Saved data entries
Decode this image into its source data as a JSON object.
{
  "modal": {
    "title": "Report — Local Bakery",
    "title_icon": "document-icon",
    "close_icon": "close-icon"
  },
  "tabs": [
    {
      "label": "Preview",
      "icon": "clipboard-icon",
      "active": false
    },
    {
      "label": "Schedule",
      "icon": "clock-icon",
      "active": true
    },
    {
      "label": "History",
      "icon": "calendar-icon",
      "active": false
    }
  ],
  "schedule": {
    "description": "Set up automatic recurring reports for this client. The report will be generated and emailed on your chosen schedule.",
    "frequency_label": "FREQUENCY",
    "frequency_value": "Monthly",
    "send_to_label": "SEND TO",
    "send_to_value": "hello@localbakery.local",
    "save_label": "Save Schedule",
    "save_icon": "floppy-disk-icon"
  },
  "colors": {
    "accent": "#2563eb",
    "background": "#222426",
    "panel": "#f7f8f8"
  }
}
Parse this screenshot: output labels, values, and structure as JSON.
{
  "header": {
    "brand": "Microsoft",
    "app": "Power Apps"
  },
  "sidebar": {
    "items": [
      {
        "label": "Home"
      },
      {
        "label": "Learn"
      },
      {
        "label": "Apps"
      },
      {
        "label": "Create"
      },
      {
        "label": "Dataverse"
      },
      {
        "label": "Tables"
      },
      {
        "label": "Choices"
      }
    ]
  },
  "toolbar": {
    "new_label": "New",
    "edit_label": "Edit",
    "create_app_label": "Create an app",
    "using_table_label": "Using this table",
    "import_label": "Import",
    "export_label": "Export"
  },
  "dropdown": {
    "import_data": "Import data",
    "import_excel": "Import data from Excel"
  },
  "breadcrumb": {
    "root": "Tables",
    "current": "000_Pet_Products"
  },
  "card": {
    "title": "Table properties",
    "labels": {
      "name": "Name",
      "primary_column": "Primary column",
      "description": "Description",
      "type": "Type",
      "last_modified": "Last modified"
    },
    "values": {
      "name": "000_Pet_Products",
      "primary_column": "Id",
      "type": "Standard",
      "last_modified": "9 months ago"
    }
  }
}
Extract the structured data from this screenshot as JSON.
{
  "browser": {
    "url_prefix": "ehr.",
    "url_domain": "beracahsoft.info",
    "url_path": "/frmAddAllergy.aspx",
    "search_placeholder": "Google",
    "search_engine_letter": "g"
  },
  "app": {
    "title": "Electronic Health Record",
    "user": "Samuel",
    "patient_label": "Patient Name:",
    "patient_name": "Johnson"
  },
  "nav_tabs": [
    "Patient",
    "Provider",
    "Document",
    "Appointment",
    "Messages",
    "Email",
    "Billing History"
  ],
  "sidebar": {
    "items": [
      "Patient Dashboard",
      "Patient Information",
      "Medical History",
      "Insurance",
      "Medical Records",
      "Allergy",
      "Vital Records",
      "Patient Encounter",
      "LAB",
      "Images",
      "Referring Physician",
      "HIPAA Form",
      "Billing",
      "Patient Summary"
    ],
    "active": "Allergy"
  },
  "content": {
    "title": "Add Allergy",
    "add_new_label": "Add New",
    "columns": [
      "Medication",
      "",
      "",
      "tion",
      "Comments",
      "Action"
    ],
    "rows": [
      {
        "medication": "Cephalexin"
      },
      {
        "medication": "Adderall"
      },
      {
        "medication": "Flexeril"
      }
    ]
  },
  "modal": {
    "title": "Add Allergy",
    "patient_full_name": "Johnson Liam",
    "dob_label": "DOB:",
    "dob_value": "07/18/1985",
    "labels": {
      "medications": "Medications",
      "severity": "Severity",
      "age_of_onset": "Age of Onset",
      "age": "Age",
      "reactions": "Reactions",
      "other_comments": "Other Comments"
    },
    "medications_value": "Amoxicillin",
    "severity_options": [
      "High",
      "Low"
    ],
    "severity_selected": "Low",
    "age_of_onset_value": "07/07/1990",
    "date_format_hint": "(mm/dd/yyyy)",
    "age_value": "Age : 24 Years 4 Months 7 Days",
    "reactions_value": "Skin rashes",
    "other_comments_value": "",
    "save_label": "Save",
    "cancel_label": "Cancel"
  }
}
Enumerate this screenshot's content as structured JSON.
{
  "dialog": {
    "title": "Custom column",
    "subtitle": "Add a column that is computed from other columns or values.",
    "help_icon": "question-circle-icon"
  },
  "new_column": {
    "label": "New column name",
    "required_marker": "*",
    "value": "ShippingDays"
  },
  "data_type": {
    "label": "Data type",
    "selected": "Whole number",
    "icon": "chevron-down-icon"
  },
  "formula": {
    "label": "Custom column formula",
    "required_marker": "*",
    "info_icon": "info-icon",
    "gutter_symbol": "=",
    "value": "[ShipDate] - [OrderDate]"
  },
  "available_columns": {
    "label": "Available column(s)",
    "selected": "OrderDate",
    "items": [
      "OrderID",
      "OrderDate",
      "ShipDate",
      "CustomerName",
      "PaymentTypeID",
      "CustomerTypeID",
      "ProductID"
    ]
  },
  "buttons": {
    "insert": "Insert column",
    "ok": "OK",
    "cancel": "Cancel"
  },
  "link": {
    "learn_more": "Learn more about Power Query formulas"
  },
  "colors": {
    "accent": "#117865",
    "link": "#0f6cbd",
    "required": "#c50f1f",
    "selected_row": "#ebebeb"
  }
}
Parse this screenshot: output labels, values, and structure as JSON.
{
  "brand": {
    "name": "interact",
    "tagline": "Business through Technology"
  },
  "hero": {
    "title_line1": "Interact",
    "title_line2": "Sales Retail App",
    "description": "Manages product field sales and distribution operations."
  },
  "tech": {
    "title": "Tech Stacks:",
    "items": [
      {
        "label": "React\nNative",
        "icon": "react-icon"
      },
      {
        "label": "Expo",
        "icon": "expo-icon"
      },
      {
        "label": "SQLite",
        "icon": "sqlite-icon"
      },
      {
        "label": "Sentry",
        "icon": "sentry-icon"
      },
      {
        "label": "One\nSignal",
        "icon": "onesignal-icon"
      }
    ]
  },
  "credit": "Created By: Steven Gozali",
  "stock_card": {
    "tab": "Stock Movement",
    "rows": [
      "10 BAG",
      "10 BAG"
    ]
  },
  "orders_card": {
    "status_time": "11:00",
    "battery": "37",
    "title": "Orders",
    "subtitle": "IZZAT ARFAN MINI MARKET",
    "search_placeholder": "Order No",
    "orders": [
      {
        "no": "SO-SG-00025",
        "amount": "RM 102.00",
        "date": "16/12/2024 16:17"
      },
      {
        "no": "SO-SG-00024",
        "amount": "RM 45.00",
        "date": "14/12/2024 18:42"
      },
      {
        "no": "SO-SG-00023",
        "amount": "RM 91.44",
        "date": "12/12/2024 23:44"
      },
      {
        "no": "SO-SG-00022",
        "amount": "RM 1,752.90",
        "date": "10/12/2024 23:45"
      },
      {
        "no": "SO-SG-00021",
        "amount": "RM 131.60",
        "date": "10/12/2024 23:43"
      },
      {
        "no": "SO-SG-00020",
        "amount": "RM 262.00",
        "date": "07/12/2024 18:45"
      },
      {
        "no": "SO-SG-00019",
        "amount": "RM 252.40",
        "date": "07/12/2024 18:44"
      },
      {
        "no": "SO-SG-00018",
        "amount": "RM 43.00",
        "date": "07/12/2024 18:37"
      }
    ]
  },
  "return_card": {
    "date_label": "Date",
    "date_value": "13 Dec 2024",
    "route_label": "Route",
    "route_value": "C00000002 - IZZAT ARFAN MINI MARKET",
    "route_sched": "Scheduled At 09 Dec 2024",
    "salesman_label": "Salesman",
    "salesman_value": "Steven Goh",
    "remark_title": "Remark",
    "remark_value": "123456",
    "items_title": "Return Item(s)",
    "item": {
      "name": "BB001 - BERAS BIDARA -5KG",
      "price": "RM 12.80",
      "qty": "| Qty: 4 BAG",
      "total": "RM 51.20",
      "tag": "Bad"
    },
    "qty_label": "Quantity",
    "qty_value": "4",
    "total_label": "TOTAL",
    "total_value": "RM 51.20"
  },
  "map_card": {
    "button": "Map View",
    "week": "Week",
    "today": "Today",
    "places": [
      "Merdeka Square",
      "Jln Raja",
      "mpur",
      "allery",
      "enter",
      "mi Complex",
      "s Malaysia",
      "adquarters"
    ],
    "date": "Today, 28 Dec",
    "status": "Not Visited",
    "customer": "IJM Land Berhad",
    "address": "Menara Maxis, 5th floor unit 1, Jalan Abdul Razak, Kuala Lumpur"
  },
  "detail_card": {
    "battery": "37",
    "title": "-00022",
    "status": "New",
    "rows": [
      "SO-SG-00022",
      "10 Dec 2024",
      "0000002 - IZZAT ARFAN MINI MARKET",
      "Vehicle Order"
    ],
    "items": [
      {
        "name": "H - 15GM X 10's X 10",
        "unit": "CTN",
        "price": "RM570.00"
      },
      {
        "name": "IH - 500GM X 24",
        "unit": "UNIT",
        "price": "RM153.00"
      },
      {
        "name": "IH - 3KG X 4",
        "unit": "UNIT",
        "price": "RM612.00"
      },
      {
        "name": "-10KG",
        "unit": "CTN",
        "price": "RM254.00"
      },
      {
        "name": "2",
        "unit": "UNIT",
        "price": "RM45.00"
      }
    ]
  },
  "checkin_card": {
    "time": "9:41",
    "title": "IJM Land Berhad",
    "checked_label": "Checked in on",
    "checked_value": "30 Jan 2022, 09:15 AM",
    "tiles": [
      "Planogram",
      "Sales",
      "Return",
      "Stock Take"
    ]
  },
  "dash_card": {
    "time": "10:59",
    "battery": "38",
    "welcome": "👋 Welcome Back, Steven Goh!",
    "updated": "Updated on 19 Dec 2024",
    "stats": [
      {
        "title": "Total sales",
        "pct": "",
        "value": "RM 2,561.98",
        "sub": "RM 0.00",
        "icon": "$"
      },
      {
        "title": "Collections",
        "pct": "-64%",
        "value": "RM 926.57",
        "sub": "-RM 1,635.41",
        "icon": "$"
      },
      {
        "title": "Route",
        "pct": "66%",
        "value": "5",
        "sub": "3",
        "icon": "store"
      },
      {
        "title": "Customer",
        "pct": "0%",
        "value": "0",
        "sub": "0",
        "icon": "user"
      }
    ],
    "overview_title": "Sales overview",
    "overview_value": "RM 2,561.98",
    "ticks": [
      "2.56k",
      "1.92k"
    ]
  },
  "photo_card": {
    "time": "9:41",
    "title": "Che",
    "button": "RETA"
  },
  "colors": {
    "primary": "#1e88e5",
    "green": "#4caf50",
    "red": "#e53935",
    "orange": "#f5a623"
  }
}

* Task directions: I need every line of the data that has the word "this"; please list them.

* Response to the exercise:
Decode this image into its source data as a JSON object.
    "description": "Set up automatic recurring reports for this client. The report will be generated and emailed on your chosen schedule.",
Parse this screenshot: output labels, values, and structure as JSON.
    "using_table_label": "Using this table",
Extract the structured data from this screenshot as JSON.
Enumerate this screenshot's content as structured JSON.
Parse this screenshot: output labels, values, and structure as JSON.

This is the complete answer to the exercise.